So it goes, all my life. Gaggles of wild and unruly girlfriends that make anyplace I’ve lived a home, despite the color of the sky or the weather or even my changing dreams. Home is where your people are. Home is where love lives. And each time I’ve had to venture further out into the world, seeking a new home or rebuilding the one that crumbled, as I’ve had to do recently, they remain in my wild and unruly heart no matter the miles between us. But I think, too, that my first home of earth and sky - where an entire community loved me - taught me how to love in the deep way I do. Hate is taught. And so is love. I love because I was loved. I love because I’m loved.


Tess Thompson is the bestselling author of romantic suspense, including the River Valley Collection. Her first historical fiction, Duet for Three Hands, was released in the February 2015. She grew up in a small town in southern Oregon before moving to south central Los Angeles to study theatre at the University of Southern California. Currently, she lives in a suburb of Seattle with two cats and two daughters. Visit Tess Inspiration for Ordinary Life.

2 comments:

E.C. Moore said...

Luscious prose, such an engaging post.

arleen said...

Thank you, E.C. Moore.
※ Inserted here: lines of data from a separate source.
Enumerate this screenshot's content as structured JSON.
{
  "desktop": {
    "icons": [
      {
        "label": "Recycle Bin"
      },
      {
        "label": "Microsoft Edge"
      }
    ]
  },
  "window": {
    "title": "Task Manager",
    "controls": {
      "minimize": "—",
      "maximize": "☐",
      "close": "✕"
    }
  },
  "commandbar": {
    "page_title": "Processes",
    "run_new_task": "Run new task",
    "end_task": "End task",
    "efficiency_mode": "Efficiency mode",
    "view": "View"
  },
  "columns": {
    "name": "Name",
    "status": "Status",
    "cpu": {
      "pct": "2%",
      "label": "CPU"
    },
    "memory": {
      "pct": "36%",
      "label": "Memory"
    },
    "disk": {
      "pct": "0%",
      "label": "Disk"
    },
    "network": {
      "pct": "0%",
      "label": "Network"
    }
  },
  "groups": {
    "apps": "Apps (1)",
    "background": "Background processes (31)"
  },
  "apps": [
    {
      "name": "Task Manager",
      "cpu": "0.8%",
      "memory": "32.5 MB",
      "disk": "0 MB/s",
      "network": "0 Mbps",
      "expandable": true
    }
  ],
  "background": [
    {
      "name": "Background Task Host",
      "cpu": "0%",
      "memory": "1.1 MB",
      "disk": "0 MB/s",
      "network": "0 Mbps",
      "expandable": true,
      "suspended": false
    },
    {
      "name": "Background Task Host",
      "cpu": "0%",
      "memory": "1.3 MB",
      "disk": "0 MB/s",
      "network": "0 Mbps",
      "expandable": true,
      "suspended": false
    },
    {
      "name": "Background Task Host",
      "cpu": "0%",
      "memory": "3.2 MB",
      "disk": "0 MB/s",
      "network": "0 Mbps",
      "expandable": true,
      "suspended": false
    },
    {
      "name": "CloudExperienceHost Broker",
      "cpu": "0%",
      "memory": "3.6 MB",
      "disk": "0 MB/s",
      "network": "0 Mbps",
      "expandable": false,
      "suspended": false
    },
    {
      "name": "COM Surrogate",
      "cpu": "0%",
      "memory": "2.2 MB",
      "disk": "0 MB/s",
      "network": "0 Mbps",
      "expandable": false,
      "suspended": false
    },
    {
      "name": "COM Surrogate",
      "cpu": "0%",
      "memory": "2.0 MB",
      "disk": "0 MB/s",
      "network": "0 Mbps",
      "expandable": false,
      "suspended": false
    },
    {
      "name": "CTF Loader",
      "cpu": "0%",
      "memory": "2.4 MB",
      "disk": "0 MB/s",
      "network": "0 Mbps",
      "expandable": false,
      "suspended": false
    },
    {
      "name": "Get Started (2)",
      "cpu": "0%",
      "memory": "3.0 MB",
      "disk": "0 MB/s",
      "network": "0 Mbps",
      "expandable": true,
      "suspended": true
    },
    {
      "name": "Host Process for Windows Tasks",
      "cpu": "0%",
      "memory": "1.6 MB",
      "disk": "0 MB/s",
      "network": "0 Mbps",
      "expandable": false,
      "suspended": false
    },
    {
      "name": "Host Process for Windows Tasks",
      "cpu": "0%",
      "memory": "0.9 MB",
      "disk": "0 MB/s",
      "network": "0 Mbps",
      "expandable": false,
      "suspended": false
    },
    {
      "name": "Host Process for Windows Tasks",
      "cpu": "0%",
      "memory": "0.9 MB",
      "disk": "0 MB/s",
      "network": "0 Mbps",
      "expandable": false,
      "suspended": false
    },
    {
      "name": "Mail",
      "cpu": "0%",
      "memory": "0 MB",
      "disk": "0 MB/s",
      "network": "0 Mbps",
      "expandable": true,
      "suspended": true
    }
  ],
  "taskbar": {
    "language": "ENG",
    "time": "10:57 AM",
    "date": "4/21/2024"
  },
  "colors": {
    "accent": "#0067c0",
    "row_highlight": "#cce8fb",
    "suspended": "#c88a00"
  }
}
I'm grateful to Tess Thompson for sharing her post with us and to you and others for reading!